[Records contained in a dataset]

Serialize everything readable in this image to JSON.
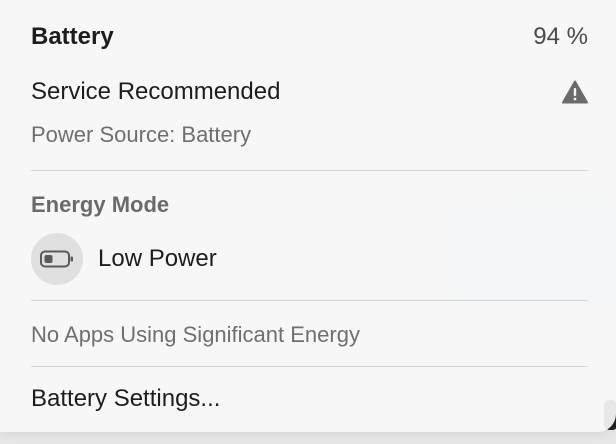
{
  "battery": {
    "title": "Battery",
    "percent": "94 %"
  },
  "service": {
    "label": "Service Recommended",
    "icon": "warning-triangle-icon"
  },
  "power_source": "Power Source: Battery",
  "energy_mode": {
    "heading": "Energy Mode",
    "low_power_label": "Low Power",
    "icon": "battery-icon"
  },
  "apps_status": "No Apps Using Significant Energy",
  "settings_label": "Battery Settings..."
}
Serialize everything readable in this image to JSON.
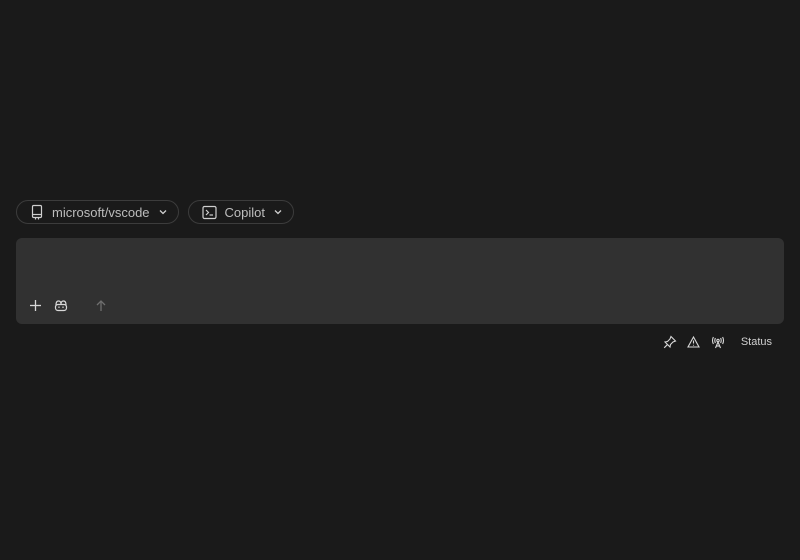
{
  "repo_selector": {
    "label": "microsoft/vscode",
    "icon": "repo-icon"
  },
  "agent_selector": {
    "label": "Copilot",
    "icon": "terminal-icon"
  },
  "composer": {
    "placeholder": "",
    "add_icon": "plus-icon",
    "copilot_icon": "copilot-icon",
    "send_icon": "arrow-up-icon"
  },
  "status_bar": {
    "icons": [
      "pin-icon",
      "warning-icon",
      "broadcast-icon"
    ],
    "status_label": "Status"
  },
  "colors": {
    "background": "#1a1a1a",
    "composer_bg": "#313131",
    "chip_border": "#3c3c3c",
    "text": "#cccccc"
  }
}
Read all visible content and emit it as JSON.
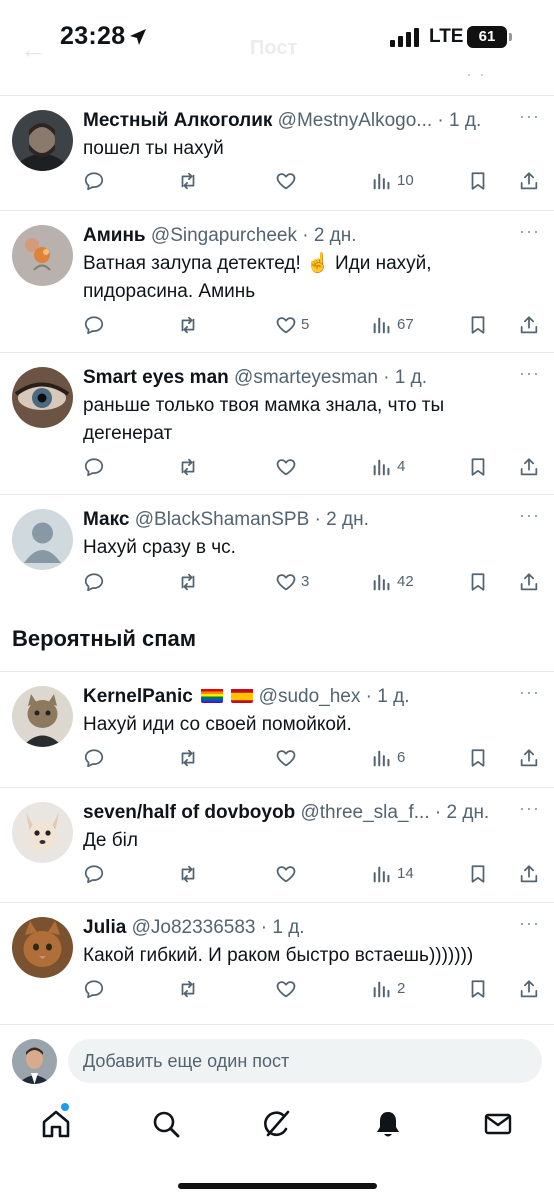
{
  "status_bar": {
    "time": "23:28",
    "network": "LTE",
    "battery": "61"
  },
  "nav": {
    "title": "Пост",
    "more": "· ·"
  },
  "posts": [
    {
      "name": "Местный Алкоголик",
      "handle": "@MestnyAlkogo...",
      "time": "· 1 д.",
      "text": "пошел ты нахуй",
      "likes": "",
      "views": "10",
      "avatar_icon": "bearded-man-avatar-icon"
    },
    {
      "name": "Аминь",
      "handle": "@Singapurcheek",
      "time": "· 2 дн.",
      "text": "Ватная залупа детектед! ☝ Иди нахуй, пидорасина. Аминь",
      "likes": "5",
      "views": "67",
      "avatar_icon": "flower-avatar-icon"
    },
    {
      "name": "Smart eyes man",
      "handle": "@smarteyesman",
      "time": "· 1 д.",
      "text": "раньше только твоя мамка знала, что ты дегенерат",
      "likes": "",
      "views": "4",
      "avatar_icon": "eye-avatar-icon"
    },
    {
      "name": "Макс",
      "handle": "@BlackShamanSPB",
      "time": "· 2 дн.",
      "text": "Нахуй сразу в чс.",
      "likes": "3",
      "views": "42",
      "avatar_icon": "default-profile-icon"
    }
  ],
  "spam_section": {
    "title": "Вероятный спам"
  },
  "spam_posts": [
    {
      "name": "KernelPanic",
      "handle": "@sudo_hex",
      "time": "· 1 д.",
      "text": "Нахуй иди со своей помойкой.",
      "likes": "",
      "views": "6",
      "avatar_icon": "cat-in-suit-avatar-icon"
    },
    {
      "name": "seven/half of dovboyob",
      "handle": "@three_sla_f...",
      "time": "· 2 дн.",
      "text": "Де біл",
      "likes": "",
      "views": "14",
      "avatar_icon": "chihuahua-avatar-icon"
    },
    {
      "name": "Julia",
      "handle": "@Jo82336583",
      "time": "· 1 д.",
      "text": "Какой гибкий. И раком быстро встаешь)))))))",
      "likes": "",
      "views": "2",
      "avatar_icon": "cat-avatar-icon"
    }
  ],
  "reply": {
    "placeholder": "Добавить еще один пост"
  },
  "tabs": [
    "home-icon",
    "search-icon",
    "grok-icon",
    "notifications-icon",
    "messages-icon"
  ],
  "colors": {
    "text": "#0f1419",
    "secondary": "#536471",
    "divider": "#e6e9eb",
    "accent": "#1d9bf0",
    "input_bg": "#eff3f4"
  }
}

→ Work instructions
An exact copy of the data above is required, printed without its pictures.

→ Response box
Serialize everything readable in this image to JSON.
{
  "battery": {
    "title": "Battery",
    "percent": "94 %"
  },
  "service": {
    "label": "Service Recommended",
    "icon": "warning-triangle-icon"
  },
  "power_source": "Power Source: Battery",
  "energy_mode": {
    "heading": "Energy Mode",
    "low_power_label": "Low Power",
    "icon": "battery-icon"
  },
  "apps_status": "No Apps Using Significant Energy",
  "settings_label": "Battery Settings..."
}
Serialize everything readable in this image to JSON.
{
  "repo_selector": {
    "label": "microsoft/vscode",
    "icon": "repo-icon"
  },
  "agent_selector": {
    "label": "Copilot",
    "icon": "terminal-icon"
  },
  "composer": {
    "placeholder": "",
    "add_icon": "plus-icon",
    "copilot_icon": "copilot-icon",
    "send_icon": "arrow-up-icon"
  },
  "status_bar": {
    "icons": [
      "pin-icon",
      "warning-icon",
      "broadcast-icon"
    ],
    "status_label": "Status"
  },
  "colors": {
    "background": "#1a1a1a",
    "composer_bg": "#313131",
    "chip_border": "#3c3c3c",
    "text": "#cccccc"
  }
}
Read all visible content and emit it as JSON.
{
  "status_bar": {
    "time": "23:28",
    "network": "LTE",
    "battery": "61"
  },
  "nav": {
    "title": "Пост",
    "more": "· ·"
  },
  "posts": [
    {
      "name": "Местный Алкоголик",
      "handle": "@MestnyAlkogo...",
      "time": "· 1 д.",
      "text": "пошел ты нахуй",
      "likes": "",
      "views": "10",
      "avatar_icon": "bearded-man-avatar-icon"
    },
    {
      "name": "Аминь",
      "handle": "@Singapurcheek",
      "time": "· 2 дн.",
      "text": "Ватная залупа детектед! ☝ Иди нахуй, пидорасина. Аминь",
      "likes": "5",
      "views": "67",
      "avatar_icon": "flower-avatar-icon"
    },
    {
      "name": "Smart eyes man",
      "handle": "@smarteyesman",
      "time": "· 1 д.",
      "text": "раньше только твоя мамка знала, что ты дегенерат",
      "likes": "",
      "views": "4",
      "avatar_icon": "eye-avatar-icon"
    },
    {
      "name": "Макс",
      "handle": "@BlackShamanSPB",
      "time": "· 2 дн.",
      "text": "Нахуй сразу в чс.",
      "likes": "3",
      "views": "42",
      "avatar_icon": "default-profile-icon"
    }
  ],
  "spam_section": {
    "title": "Вероятный спам"
  },
  "spam_posts": [
    {
      "name": "KernelPanic",
      "handle": "@sudo_hex",
      "time": "· 1 д.",
      "text": "Нахуй иди со своей помойкой.",
      "likes": "",
      "views": "6",
      "avatar_icon": "cat-in-suit-avatar-icon"
    },
    {
      "name": "seven/half of dovboyob",
      "handle": "@three_sla_f...",
      "time": "· 2 дн.",
      "text": "Де біл",
      "likes": "",
      "views": "14",
      "avatar_icon": "chihuahua-avatar-icon"
    },
    {
      "name": "Julia",
      "handle": "@Jo82336583",
      "time": "· 1 д.",
      "text": "Какой гибкий. И раком быстро встаешь)))))))",
      "likes": "",
      "views": "2",
      "avatar_icon": "cat-avatar-icon"
    }
  ],
  "reply": {
    "placeholder": "Добавить еще один пост"
  },
  "tabs": [
    "home-icon",
    "search-icon",
    "grok-icon",
    "notifications-icon",
    "messages-icon"
  ],
  "colors": {
    "text": "#0f1419",
    "secondary": "#536471",
    "divider": "#e6e9eb",
    "accent": "#1d9bf0",
    "input_bg": "#eff3f4"
  }
}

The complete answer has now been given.